Ensuring pupils are exposed to high quality texts is important because it provides children with opportunities to respond to literature; it gives students appreciation about their own cultural heritage as well as those of others; it helps students develop emotional intelligence and creativity; it nurtures growth and development of the student’s personality and social skills; and it transmits important literature and themes from one generation to the next. Quality texts are also used to inspire children to plan and write for different purposes and audiences that ensure a range of writing outcomes.
Writing and Grammar
At Fairfield, we are committed to using both the ‘Talk for Writing’ and ‘Reading into Writing’ approaches. We believe writing is closely related to reading and the two activities reinforce each other. By sharing high quality texts together, the children are able to identify techniques, vocabulary and language patterns used by authors and poets which can be applied to their own writing, creating an effect on their reader. As well as using texts to model writing, we also use ‘shared writing’ as a tool to demonstrate success. It is important to share the process of writing with our children by modelling these regularly and from early years. After discussing ideas, pupils get to watch their teachers and peers experiment with vocabulary choices, punctuation and sentence structure. Afterwards, they can apply these new skills with greater confidence in their own work. It is important that pupils learn to write independently of an early stage and as they develop, pupils are shown how to plan, draft, edit and improve, proofread and then publish their work.
The teaching of phonics, spelling and handwriting is an essential part of the writing process and is used to build up accuracy and speed. Children are taught to punctuate their writing correctly, using a range of different punctuation marks.

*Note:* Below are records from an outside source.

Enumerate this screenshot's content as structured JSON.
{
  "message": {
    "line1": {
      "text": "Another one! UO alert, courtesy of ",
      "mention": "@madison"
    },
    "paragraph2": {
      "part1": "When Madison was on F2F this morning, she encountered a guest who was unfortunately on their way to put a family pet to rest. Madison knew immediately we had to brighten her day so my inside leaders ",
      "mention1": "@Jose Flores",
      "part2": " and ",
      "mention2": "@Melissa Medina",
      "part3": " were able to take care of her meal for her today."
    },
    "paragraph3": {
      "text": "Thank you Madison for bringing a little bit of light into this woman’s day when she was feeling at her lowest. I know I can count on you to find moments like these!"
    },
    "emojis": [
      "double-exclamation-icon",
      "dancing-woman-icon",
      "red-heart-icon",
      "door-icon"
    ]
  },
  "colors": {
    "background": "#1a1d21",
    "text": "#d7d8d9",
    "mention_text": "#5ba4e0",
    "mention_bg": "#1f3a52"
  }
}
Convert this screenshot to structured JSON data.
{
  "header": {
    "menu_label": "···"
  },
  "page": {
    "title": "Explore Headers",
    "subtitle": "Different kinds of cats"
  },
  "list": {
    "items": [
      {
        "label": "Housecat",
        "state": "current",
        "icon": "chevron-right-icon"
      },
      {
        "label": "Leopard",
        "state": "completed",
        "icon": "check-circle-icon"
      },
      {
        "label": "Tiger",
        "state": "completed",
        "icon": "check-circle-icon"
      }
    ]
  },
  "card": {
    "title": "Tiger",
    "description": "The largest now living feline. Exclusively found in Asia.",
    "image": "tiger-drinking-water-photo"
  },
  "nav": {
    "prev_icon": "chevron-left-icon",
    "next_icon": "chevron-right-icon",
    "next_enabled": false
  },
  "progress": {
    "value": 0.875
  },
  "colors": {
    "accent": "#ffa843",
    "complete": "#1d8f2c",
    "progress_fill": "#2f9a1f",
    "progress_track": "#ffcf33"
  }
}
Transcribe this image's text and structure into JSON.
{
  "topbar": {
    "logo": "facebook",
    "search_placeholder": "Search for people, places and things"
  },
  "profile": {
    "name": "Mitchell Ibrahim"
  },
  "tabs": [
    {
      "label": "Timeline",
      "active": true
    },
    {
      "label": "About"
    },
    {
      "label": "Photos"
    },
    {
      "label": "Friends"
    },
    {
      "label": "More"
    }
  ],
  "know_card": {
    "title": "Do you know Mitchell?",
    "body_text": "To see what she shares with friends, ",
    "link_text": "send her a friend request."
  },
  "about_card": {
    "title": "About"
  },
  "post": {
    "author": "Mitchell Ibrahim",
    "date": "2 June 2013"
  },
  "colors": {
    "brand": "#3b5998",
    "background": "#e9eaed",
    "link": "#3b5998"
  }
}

We teach grammar and punctuation skills in line with the National Curriculum and to fit in with the style of writing covered in class. After reading texts which model appropriate sentence types and features of language, the children go on to write independently. We plan ‘sequences of learning’ where children have opportunities to learn and practise specific skills. These skills are then identified on the success criteria for extended pieces of writing.
At Fairfield, we believe that children should transfer their phonics, spelling, handwriting skills into all of their writing. In addition, the children are encouraged to maintain the highest possible standards by applying and embedding their knowledge of language and writing across all areas of the curriculum.
Handwriting and Presentation
It is important that children are able to write clearly and neatly when presenting their ideas. Correct letter formation is taught from the beginning in Reception, using a cursive script. Handwriting is taught regularly to enable our children to develop a fluent and legible style as well as practising their handwriting skills to ensure their work is presented in the best possible way to a high standard.
For further information please refer to the English, Presentation and Handwriting policies below.